Betancur-R., Ricardo et al. (2013), Data from: Addressing gene tree discordance and non-stationarity to resolve a multi-locus phylogeny of the flatfishes (Teleostei: Pleuronectiformes), Dryad, Dataset, https://doi.org/10.5061/dryad.dj31p

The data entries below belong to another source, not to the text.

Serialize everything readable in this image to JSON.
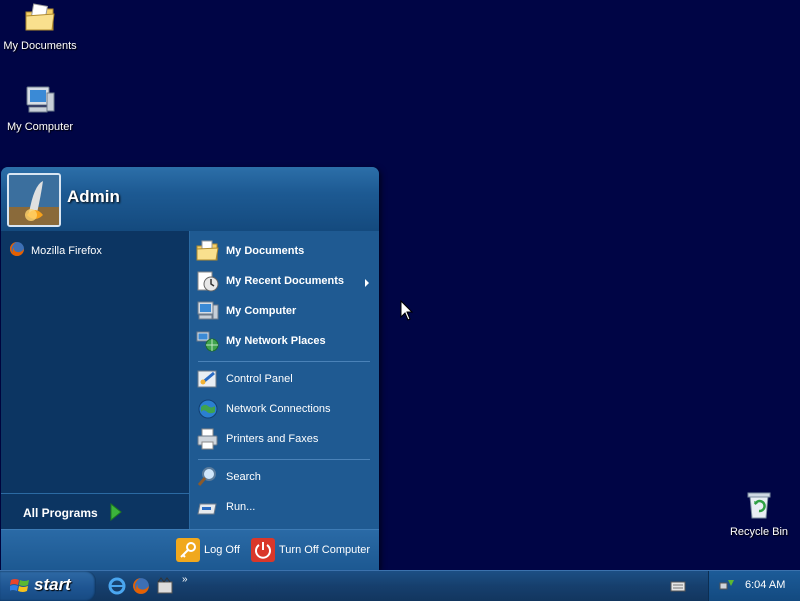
{
  "desktop": {
    "icons": [
      {
        "label": "My Documents",
        "icon": "folder-documents-icon"
      },
      {
        "label": "My Computer",
        "icon": "computer-icon"
      },
      {
        "label": "Recycle Bin",
        "icon": "recycle-bin-icon"
      }
    ]
  },
  "start_menu": {
    "user": {
      "name": "Admin",
      "avatar": "user-avatar-rocket"
    },
    "pinned": [
      {
        "label": "Mozilla Firefox",
        "icon": "firefox-icon"
      }
    ],
    "all_programs_label": "All Programs",
    "right_items": [
      {
        "label": "My Documents",
        "icon": "my-documents-icon",
        "bold": true
      },
      {
        "label": "My Recent Documents",
        "icon": "recent-documents-icon",
        "bold": true,
        "has_submenu": true
      },
      {
        "label": "My Computer",
        "icon": "my-computer-icon",
        "bold": true
      },
      {
        "label": "My Network Places",
        "icon": "network-places-icon",
        "bold": true
      },
      {
        "label": "Control Panel",
        "icon": "control-panel-icon",
        "bold": false
      },
      {
        "label": "Network Connections",
        "icon": "network-connections-icon",
        "bold": false
      },
      {
        "label": "Printers and Faxes",
        "icon": "printer-icon",
        "bold": false
      },
      {
        "label": "Search",
        "icon": "search-icon",
        "bold": false
      },
      {
        "label": "Run...",
        "icon": "run-icon",
        "bold": false
      }
    ],
    "footer": {
      "log_off_label": "Log Off",
      "turn_off_label": "Turn Off Computer"
    }
  },
  "taskbar": {
    "start_label": "start",
    "quick_launch": [
      "internet-explorer-icon",
      "firefox-icon",
      "media-icon"
    ],
    "more_glyph": "»",
    "tray": {
      "time": "6:04 AM"
    }
  },
  "colors": {
    "desktop_bg": "#000545",
    "menu_right_bg": "#1f5a92",
    "menu_left_bg": "#0c3562"
  }
}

Non-homogeneous processes and, in particular, base compositional non-stationarity have long been recognized as a critical source of systematic error. But only a small fraction of current molecular systematic studies methodically examine and effectively account for the potentially confounding effect of non-stationarity. The problem is especially overlooked in multi-locus or phylogenomic scale analyses, in part because no efficient tools exist to accommodate base composition heterogeneity in large data sets. We present a detailed analysis of a data set with 20 genes and 214 taxa to study the phylogeny of flatfishes (Pleuronectiformes) and their position among percomorphs. Most genes vary significantly in base composition among taxa and fail to resolve flatfish monophyly and other emblematic groups, suggesting that non-stationarity may be causing systematic error. We show a strong association between base compositional bias and topological discordance among individual gene partitions and their inferred trees. Phylogenetic methods applying non-homogeneous models to accommodate non-stationarity have relatively minor effect to reduce gene tree discordance, suggesting that available computer programs applying these methods do not scale up efficiently to the data set of modest size analysed in this study. By comparing phylogenetic trees obtained with species tree (STAR) and concatenation approaches, we show that gene tree discordance in our data set is most likely due to base compositional biases than to incomplete lineage sorting. Multi-locus analyses suggest that the combined phylogenetic signal from all loci in a concatenated data set overcomes systematic biases induced by non-stationarity at each partition. Finally, relationships among flatfishes and their relatives are discussed in the light of these results. We find support for the monophyly of flatfishes and confirm findings from previous molecular phylogenetic studies suggesting their close affinity with several carangimorph groups (i.e., jack and allies, barracuda, archerfish, billfish and swordfish, threadfin, moonfish, beach salmon, and snook and barramundi).